- There are two forms of struggle: internal and external.
- The internal struggle is that which is directed at one’s own ego-self and its desires with the aim of making it conform to the precepts and rulings of the Shari`a and this is a life-long struggle.
- The Prophet (saw) mentioned a hadith that is sound: “The true mujahid is the one who combats his soul” (al-mujahid man jahada nafsahu – المجاهد من جاهد نفسه).
- Abu Bakr al-Tuhistani remarked:
أعظم حجاب بينك و بين ربك موافقة نفسك…
“The greatest barrier between you and your Lord is acquiescing to your ego-soul’s desires”.
- Battling one’s nafs can be achieved through many means such as:

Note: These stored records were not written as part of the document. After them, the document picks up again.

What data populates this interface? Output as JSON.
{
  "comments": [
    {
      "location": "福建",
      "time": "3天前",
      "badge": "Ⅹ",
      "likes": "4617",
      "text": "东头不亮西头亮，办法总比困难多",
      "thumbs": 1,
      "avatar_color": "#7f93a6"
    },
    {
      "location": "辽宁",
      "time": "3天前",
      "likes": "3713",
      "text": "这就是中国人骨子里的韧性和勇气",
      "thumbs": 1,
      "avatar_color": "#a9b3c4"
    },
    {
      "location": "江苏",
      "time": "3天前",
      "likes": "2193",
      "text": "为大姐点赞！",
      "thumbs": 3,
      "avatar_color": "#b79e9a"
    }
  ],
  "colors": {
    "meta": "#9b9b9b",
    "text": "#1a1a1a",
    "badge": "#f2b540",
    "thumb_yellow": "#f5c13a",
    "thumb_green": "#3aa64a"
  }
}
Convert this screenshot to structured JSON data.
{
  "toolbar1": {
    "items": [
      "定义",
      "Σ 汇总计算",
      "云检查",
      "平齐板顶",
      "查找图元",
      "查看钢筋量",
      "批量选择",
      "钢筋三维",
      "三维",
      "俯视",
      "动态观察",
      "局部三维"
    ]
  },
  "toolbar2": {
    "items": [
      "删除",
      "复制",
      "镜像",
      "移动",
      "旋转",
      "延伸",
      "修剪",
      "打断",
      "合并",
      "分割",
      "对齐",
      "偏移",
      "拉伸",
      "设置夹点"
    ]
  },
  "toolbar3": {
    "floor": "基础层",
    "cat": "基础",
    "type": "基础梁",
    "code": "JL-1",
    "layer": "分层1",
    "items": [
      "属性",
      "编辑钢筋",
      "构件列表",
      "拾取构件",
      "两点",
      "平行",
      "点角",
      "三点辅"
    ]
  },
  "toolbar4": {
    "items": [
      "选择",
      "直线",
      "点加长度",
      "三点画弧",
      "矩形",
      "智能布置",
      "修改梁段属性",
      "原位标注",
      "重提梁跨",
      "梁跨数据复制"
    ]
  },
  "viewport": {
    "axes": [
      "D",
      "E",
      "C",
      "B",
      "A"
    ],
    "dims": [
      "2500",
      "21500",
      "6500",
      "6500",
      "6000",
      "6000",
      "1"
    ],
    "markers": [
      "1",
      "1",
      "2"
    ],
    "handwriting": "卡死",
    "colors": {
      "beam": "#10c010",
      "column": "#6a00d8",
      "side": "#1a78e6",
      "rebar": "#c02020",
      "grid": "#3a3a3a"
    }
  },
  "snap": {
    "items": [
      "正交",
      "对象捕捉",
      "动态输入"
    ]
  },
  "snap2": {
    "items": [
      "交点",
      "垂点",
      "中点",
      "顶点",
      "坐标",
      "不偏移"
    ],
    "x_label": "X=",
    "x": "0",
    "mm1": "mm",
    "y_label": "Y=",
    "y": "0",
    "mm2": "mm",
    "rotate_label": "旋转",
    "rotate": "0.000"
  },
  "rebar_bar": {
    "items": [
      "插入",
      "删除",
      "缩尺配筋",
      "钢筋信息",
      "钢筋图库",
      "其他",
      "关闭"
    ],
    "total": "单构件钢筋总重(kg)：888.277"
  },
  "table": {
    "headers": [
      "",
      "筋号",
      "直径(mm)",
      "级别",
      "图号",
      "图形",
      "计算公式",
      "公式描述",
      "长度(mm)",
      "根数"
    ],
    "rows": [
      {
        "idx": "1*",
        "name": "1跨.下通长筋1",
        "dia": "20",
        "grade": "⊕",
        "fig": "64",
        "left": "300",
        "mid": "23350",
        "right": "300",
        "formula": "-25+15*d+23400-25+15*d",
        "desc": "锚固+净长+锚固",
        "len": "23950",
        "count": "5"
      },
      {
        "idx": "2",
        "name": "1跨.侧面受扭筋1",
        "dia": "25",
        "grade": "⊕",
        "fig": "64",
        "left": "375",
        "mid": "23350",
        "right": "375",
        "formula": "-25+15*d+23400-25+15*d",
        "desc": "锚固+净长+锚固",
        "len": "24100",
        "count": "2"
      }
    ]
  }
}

a) Living an austere life (al-zuhd),
b) Reciting the Qur’an,
c) Reminders of death,
d) Fear of Allah’s punishment and withdrawal of mercy,
f) Extra fasting,
g) Extra prayers,
h) Keeping good company,
i) Periodic withdrawals (`uzla). etc.
- The external struggle can also take many forms two of which are: jihad (actual engaged combat in the path of Allah [qital]) and intellectual struggle (al-sira` al-fikri).
- This last point of intellectual struggle is worth elaborating on as it has a direct connection with the notion of the dunya and struggling in it. There are two points of consideration here:
The first point: scholars have detailed how the world and worldliness can distract a person from their priorities and even make them lose sight of their plight and condition leading to heedlessness of Allah and His commands. This will have an effect on the believers and the way they approach their life. It may be that this immersion in the world with all its entertainments takes them away from religious duties like:
- Commanding right and forbidding wrong (al-amr bi’l-ma`ruf wa’l-nahy `an al-munkar).
- Accounting the rulers.
- Speaking out against injustice.
- Hastening to do good deeds.
- The second point: there is always a context to an external struggle. For example, in the time of the noble Imam al-Ghazzali (Allah have mercy on him), the context of the external struggle that needed to be addressed was the intrusion and the influence of peripatetic (Aristotelian) philosophy and the need was to respond accordingly in order ensure people were aware of the truth of the Islamic `aqida.
- Today, the context of the struggle is not Aristotelian but ideological: between the belief system of those who want to attack and undermine the thoughts, ideas, values and laws of Islam with those who are attempting to restore Islam’s political authority which is the Khilafah.
 See for example, Bukhari, Sahih (#6241) and Abu Dawud, Sunan (#3086).
 Ibn Qudama, al-Wasiyya, p.33 (Arabic) and p.24 (English, trans. A. Bewley, London: Turath Publications, 2008).
 This point is beautifully captured in an anecdote of one of the early devotees, renowned admonisher and jurists of Kufa Abu Usama Ibrahim ibn Yazid al-Taymi (Allah have mercy on him) who is reported to have had a dialogue with his nafs (‘ego-soul’) where he said:
وقال ابن عيينة : قال ابراهيم التيمي مثلت نفسي في الجنة آكل من ثمارها وأعانق ثنا أبكارها ثم مثلت نفسي في النار آكل من زقومها وأشرب من صديدها وأعالج سلاسلها وأغلالها فقلت لنفسي أي شئ تريدين قالت أريد أن أراد إلى الدنيا فأعمل صالحا قال فقلت فأنت في الأمنية فاعملي!
“Ibn `Uyayna said: Ibrahim al-Taymi said: I imagined myself in Paradise eating from its fruits and embracing (u`aniqu) the paradisal virgins. Then I imagined myself in the Fire eating from its poisonous and bitter fruits as well as drinking from its molten hot water bound by its chains and burning iron collars. So I asked Myself: ‘what is it you desire?’ It replied: ‘I desire what i desired in the world which is to do good actions.’ [Ibrahim al-Taymi] said: I said [to Myself]: you have what you wish. So act!” [Ibn Rajab al-Hanbali, al-Takhwif min al-Nar, p.47].
 See Imam al-Qurtubi, The Secrets of Asceticism, pp.64-65.
 Narrated by al-Tirmidhi in his Sunan (#1621) and Ibn Hibban in his Sahih. See also al-Haythami, Majma` al-Zawa’id, vol.3, p.271.
 See al-Sha`rani, Anwar al-Qudsiyya fi Ma`rifat Qawa`id al-Sufiyya, p.42.
 Ibn al-Qayyim al-Jawziyya, Kitab al-Fawa’id, pp.124-127.